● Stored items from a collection
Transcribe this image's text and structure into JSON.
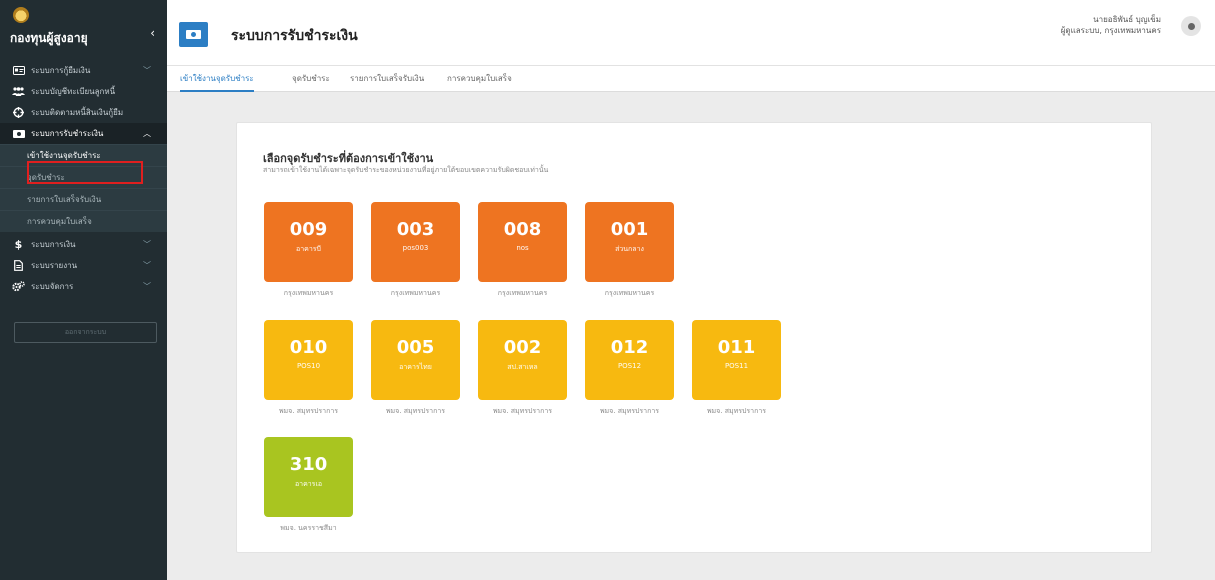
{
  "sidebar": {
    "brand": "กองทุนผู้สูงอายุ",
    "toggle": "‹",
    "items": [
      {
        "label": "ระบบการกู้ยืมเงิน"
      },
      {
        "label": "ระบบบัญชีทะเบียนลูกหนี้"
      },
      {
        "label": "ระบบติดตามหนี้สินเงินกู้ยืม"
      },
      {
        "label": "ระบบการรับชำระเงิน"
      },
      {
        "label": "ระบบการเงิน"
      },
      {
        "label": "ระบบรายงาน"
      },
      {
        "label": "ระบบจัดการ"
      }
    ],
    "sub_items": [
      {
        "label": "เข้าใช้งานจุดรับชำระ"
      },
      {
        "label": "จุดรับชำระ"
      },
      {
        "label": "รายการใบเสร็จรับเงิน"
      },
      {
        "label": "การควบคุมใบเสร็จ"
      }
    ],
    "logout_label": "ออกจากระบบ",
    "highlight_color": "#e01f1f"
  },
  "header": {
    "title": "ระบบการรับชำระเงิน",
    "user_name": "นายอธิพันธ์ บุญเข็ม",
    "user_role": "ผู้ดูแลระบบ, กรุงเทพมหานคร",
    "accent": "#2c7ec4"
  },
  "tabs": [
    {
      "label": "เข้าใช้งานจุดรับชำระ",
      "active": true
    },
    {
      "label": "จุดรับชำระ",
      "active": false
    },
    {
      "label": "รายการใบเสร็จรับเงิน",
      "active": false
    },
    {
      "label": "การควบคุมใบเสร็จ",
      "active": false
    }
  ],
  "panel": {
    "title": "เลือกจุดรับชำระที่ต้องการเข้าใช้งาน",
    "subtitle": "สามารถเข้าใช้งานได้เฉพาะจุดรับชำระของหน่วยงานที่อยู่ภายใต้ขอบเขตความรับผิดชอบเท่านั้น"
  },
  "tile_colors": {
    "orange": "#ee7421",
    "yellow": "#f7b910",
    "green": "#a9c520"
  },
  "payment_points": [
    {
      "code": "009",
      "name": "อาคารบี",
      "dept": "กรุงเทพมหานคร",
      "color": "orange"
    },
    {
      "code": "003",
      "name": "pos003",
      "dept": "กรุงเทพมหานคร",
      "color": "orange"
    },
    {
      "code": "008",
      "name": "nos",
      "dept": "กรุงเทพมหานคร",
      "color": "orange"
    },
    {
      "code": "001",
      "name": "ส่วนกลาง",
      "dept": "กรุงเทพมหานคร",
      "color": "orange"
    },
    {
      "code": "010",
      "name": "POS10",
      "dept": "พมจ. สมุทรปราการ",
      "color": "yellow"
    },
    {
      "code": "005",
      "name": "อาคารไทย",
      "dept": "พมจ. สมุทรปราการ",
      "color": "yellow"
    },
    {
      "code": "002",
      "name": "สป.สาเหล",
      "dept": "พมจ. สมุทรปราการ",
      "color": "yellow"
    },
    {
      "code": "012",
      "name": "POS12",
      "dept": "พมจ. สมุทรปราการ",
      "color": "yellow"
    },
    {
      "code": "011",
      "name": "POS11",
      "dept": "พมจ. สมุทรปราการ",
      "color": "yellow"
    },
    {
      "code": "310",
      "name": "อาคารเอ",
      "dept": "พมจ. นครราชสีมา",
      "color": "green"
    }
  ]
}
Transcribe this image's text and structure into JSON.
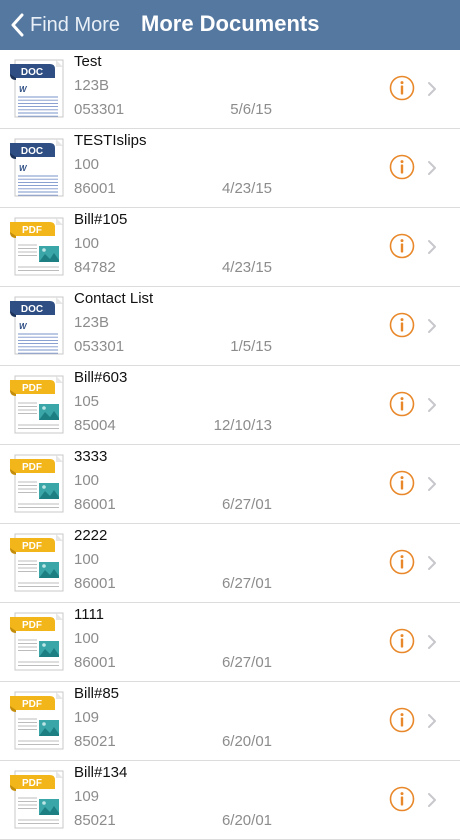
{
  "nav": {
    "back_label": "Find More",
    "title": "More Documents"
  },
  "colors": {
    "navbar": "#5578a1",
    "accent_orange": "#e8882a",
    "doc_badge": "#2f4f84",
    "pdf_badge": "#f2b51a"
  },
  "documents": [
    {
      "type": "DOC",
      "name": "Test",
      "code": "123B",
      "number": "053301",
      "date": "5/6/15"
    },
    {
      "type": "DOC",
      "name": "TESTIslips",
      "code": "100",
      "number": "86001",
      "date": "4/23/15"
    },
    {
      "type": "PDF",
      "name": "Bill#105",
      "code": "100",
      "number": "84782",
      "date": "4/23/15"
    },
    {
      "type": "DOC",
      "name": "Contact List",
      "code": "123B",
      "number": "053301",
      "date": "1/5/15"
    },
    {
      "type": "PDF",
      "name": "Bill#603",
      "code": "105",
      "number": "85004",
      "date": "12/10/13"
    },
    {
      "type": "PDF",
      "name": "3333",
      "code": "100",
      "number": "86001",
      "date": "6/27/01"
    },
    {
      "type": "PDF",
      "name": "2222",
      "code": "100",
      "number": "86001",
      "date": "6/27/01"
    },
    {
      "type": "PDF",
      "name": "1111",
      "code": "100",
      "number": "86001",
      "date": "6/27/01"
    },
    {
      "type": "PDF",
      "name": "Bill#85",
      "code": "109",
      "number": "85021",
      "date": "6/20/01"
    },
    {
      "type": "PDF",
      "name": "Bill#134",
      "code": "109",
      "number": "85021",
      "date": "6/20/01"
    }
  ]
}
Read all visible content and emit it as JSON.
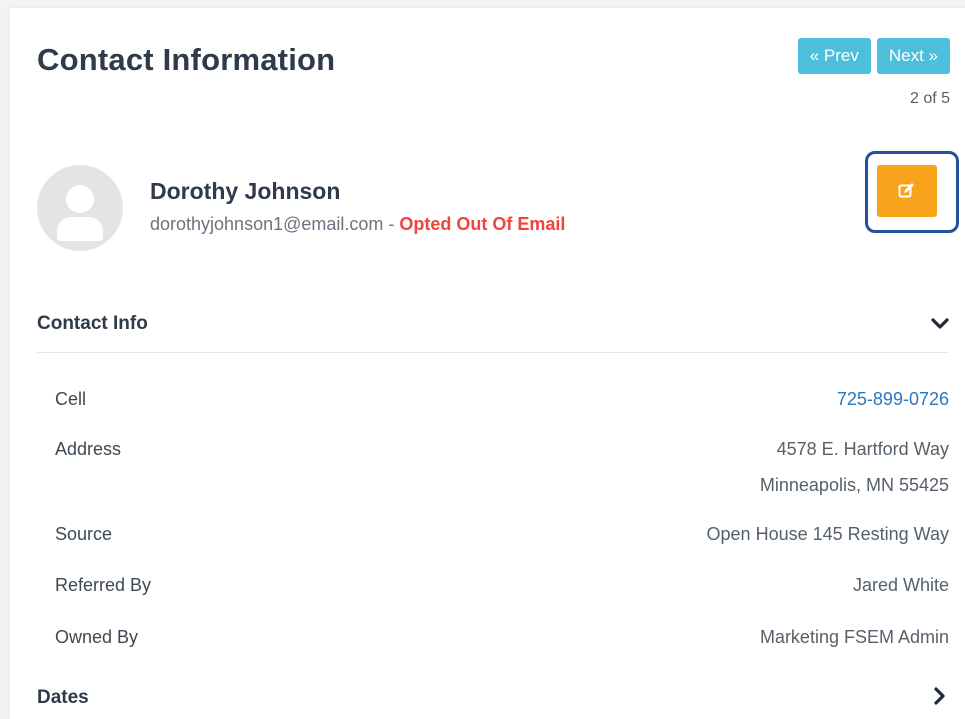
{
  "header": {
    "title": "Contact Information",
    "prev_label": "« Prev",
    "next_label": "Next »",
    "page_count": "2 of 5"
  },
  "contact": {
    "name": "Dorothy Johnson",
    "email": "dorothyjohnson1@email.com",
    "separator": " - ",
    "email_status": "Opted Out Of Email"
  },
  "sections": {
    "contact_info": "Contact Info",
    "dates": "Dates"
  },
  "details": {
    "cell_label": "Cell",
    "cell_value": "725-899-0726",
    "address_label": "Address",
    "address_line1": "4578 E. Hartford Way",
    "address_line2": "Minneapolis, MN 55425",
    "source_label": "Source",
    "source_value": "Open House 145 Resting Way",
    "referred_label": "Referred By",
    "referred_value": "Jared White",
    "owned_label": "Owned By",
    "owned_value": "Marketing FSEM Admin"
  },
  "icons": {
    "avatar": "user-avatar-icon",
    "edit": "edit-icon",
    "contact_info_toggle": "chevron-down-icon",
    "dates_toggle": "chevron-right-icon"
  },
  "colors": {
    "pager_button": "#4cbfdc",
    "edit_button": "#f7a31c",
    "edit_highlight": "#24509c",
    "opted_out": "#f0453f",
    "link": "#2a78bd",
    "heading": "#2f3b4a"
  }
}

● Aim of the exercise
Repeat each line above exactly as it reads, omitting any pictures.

● Result of the task
Transcribe this image's text and structure into JSON.
{
  "sidebar": {
    "brand": "กองทุนผู้สูงอายุ",
    "toggle": "‹",
    "items": [
      {
        "label": "ระบบการกู้ยืมเงิน"
      },
      {
        "label": "ระบบบัญชีทะเบียนลูกหนี้"
      },
      {
        "label": "ระบบติดตามหนี้สินเงินกู้ยืม"
      },
      {
        "label": "ระบบการรับชำระเงิน"
      },
      {
        "label": "ระบบการเงิน"
      },
      {
        "label": "ระบบรายงาน"
      },
      {
        "label": "ระบบจัดการ"
      }
    ],
    "sub_items": [
      {
        "label": "เข้าใช้งานจุดรับชำระ"
      },
      {
        "label": "จุดรับชำระ"
      },
      {
        "label": "รายการใบเสร็จรับเงิน"
      },
      {
        "label": "การควบคุมใบเสร็จ"
      }
    ],
    "logout_label": "ออกจากระบบ",
    "highlight_color": "#e01f1f"
  },
  "header": {
    "title": "ระบบการรับชำระเงิน",
    "user_name": "นายอธิพันธ์ บุญเข็ม",
    "user_role": "ผู้ดูแลระบบ, กรุงเทพมหานคร",
    "accent": "#2c7ec4"
  },
  "tabs": [
    {
      "label": "เข้าใช้งานจุดรับชำระ",
      "active": true
    },
    {
      "label": "จุดรับชำระ",
      "active": false
    },
    {
      "label": "รายการใบเสร็จรับเงิน",
      "active": false
    },
    {
      "label": "การควบคุมใบเสร็จ",
      "active": false
    }
  ],
  "panel": {
    "title": "เลือกจุดรับชำระที่ต้องการเข้าใช้งาน",
    "subtitle": "สามารถเข้าใช้งานได้เฉพาะจุดรับชำระของหน่วยงานที่อยู่ภายใต้ขอบเขตความรับผิดชอบเท่านั้น"
  },
  "tile_colors": {
    "orange": "#ee7421",
    "yellow": "#f7b910",
    "green": "#a9c520"
  },
  "payment_points": [
    {
      "code": "009",
      "name": "อาคารบี",
      "dept": "กรุงเทพมหานคร",
      "color": "orange"
    },
    {
      "code": "003",
      "name": "pos003",
      "dept": "กรุงเทพมหานคร",
      "color": "orange"
    },
    {
      "code": "008",
      "name": "nos",
      "dept": "กรุงเทพมหานคร",
      "color": "orange"
    },
    {
      "code": "001",
      "name": "ส่วนกลาง",
      "dept": "กรุงเทพมหานคร",
      "color": "orange"
    },
    {
      "code": "010",
      "name": "POS10",
      "dept": "พมจ. สมุทรปราการ",
      "color": "yellow"
    },
    {
      "code": "005",
      "name": "อาคารไทย",
      "dept": "พมจ. สมุทรปราการ",
      "color": "yellow"
    },
    {
      "code": "002",
      "name": "สป.สาเหล",
      "dept": "พมจ. สมุทรปราการ",
      "color": "yellow"
    },
    {
      "code": "012",
      "name": "POS12",
      "dept": "พมจ. สมุทรปราการ",
      "color": "yellow"
    },
    {
      "code": "011",
      "name": "POS11",
      "dept": "พมจ. สมุทรปราการ",
      "color": "yellow"
    },
    {
      "code": "310",
      "name": "อาคารเอ",
      "dept": "พมจ. นครราชสีมา",
      "color": "green"
    }
  ]
}
Transcribe this image's text and structure into JSON.
{
  "nav": {
    "back_label": "Find More",
    "title": "More Documents"
  },
  "colors": {
    "navbar": "#5578a1",
    "accent_orange": "#e8882a",
    "doc_badge": "#2f4f84",
    "pdf_badge": "#f2b51a"
  },
  "documents": [
    {
      "type": "DOC",
      "name": "Test",
      "code": "123B",
      "number": "053301",
      "date": "5/6/15"
    },
    {
      "type": "DOC",
      "name": "TESTIslips",
      "code": "100",
      "number": "86001",
      "date": "4/23/15"
    },
    {
      "type": "PDF",
      "name": "Bill#105",
      "code": "100",
      "number": "84782",
      "date": "4/23/15"
    },
    {
      "type": "DOC",
      "name": "Contact List",
      "code": "123B",
      "number": "053301",
      "date": "1/5/15"
    },
    {
      "type": "PDF",
      "name": "Bill#603",
      "code": "105",
      "number": "85004",
      "date": "12/10/13"
    },
    {
      "type": "PDF",
      "name": "3333",
      "code": "100",
      "number": "86001",
      "date": "6/27/01"
    },
    {
      "type": "PDF",
      "name": "2222",
      "code": "100",
      "number": "86001",
      "date": "6/27/01"
    },
    {
      "type": "PDF",
      "name": "1111",
      "code": "100",
      "number": "86001",
      "date": "6/27/01"
    },
    {
      "type": "PDF",
      "name": "Bill#85",
      "code": "109",
      "number": "85021",
      "date": "6/20/01"
    },
    {
      "type": "PDF",
      "name": "Bill#134",
      "code": "109",
      "number": "85021",
      "date": "6/20/01"
    }
  ]
}
Read all visible content and emit it as JSON.
{
  "header": {
    "title": "Contact Information",
    "prev_label": "« Prev",
    "next_label": "Next »",
    "page_count": "2 of 5"
  },
  "contact": {
    "name": "Dorothy Johnson",
    "email": "dorothyjohnson1@email.com",
    "separator": " - ",
    "email_status": "Opted Out Of Email"
  },
  "sections": {
    "contact_info": "Contact Info",
    "dates": "Dates"
  },
  "details": {
    "cell_label": "Cell",
    "cell_value": "725-899-0726",
    "address_label": "Address",
    "address_line1": "4578 E. Hartford Way",
    "address_line2": "Minneapolis, MN 55425",
    "source_label": "Source",
    "source_value": "Open House 145 Resting Way",
    "referred_label": "Referred By",
    "referred_value": "Jared White",
    "owned_label": "Owned By",
    "owned_value": "Marketing FSEM Admin"
  },
  "icons": {
    "avatar": "user-avatar-icon",
    "edit": "edit-icon",
    "contact_info_toggle": "chevron-down-icon",
    "dates_toggle": "chevron-right-icon"
  },
  "colors": {
    "pager_button": "#4cbfdc",
    "edit_button": "#f7a31c",
    "edit_highlight": "#24509c",
    "opted_out": "#f0453f",
    "link": "#2a78bd",
    "heading": "#2f3b4a"
  }
}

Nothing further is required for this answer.